DATA PROVIDED:
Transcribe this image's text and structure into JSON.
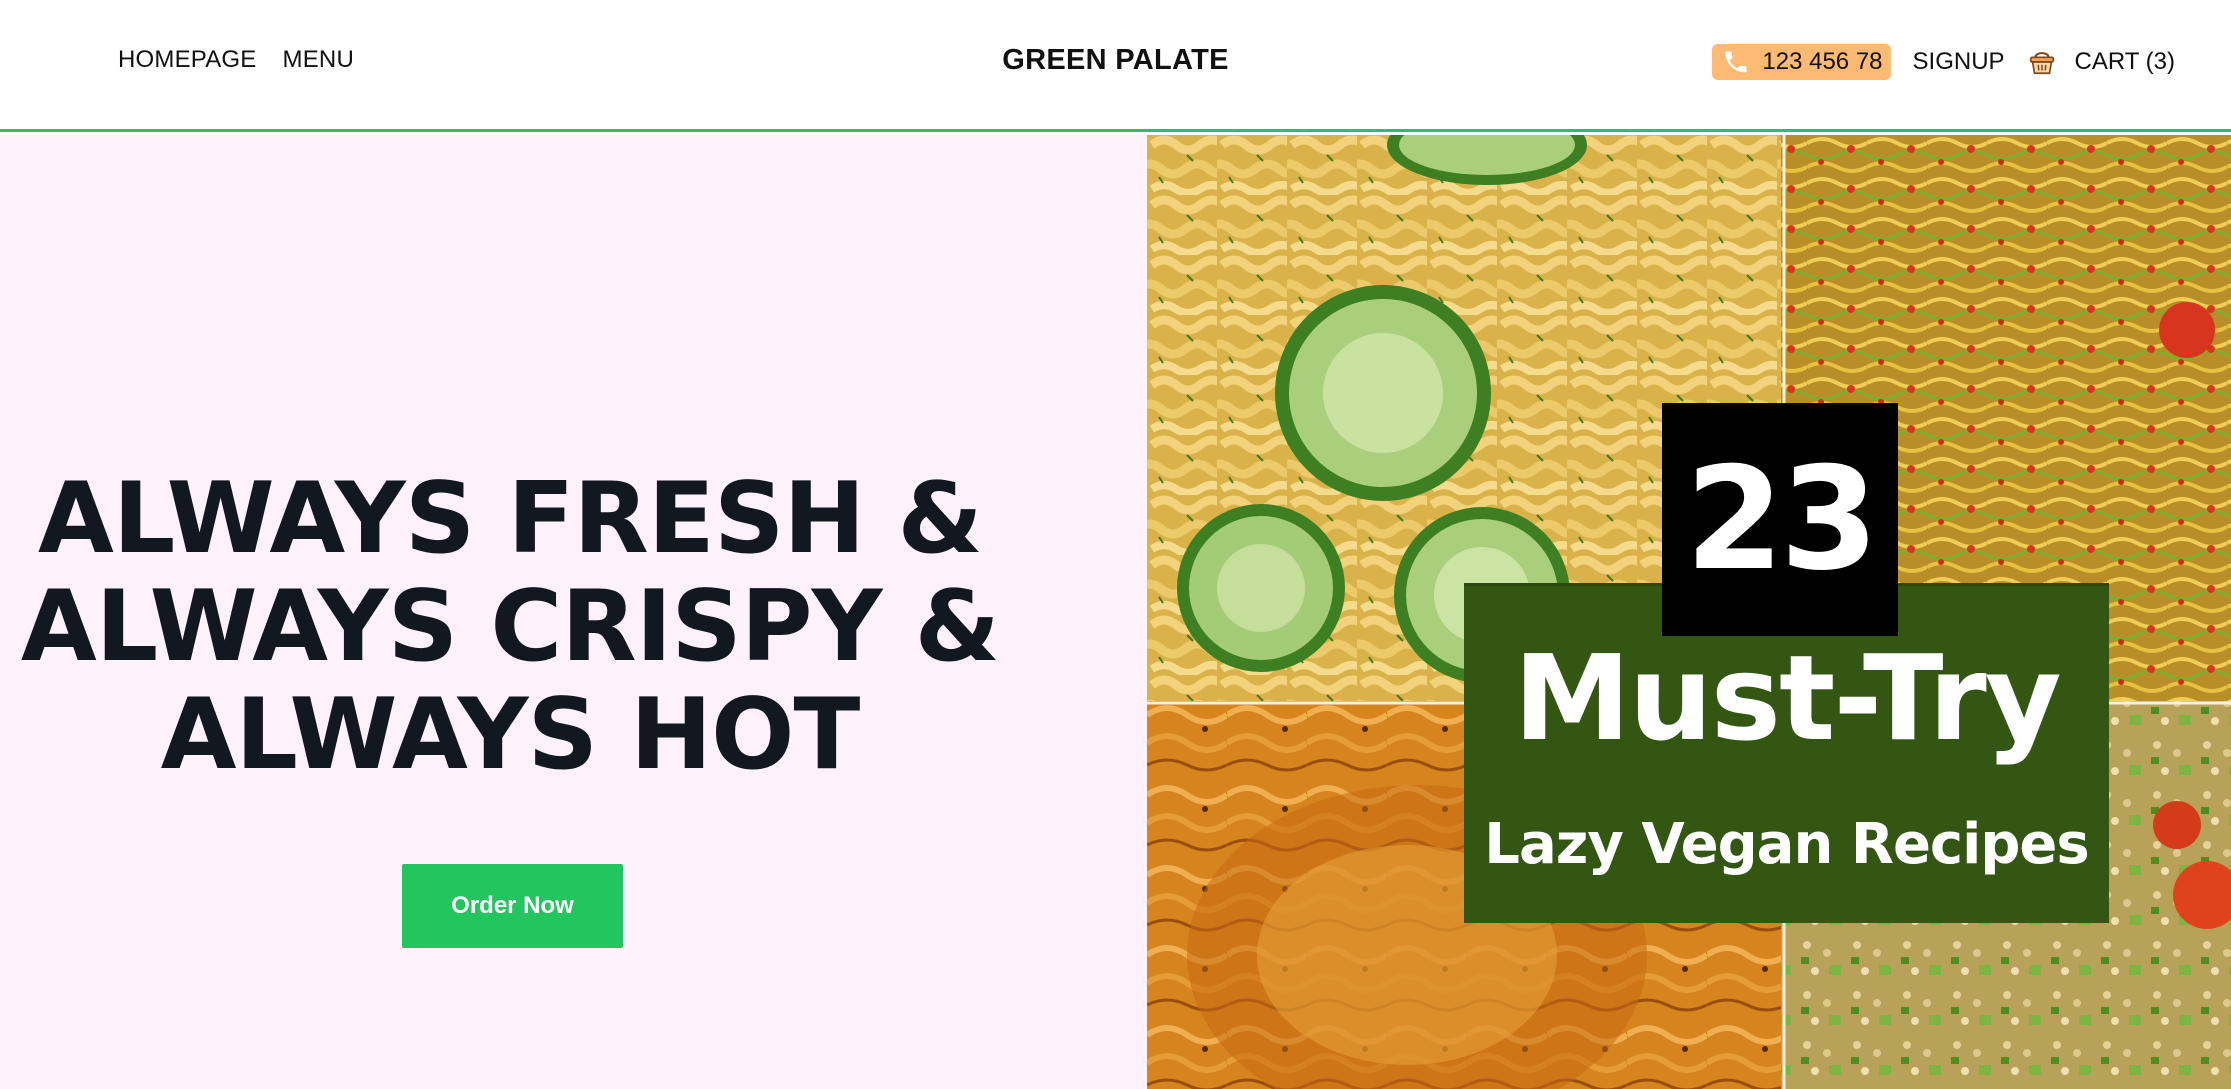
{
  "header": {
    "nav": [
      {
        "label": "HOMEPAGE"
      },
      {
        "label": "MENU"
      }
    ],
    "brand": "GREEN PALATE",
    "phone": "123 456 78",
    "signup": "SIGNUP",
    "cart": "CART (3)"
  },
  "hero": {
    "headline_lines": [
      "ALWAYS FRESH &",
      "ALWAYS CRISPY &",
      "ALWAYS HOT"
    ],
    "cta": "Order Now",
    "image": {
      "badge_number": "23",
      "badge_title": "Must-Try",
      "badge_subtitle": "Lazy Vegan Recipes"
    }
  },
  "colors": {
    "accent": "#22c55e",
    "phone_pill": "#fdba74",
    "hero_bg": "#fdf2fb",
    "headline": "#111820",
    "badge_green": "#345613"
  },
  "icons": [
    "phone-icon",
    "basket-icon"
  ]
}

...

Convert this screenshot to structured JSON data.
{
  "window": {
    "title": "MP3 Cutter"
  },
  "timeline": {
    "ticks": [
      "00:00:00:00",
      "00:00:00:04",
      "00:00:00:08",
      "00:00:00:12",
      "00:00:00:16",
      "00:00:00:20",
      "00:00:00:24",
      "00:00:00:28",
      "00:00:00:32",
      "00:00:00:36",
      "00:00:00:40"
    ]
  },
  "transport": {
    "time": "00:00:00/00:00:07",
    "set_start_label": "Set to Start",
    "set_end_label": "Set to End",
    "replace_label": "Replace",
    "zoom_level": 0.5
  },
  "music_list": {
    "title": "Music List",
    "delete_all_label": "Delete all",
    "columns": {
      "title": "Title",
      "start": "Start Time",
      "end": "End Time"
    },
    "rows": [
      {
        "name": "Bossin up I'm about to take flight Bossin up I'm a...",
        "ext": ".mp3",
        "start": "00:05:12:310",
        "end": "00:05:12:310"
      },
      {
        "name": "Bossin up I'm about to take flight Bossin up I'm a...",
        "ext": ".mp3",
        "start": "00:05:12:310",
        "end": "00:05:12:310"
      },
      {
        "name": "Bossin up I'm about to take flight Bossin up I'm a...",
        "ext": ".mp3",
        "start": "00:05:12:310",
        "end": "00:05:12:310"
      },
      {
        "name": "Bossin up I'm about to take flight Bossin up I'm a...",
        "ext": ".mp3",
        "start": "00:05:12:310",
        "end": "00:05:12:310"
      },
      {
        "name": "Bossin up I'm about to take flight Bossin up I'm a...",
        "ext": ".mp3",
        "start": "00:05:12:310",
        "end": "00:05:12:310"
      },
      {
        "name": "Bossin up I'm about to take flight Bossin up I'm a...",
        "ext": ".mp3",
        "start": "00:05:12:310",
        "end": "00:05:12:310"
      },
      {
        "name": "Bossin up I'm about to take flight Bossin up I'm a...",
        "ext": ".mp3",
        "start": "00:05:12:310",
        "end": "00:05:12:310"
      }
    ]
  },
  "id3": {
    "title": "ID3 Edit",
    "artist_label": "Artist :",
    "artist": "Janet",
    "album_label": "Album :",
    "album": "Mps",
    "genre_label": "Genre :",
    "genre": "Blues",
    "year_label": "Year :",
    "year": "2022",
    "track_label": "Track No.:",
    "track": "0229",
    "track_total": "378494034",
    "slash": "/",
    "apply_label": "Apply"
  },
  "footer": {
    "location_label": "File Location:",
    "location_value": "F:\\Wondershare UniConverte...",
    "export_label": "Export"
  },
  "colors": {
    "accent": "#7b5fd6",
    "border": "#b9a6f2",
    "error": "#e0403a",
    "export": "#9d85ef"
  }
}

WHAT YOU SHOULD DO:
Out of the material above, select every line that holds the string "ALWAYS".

ANSWER TO THIS EXERCISE:
      "ALWAYS FRESH &",
      "ALWAYS CRISPY &",
      "ALWAYS HOT"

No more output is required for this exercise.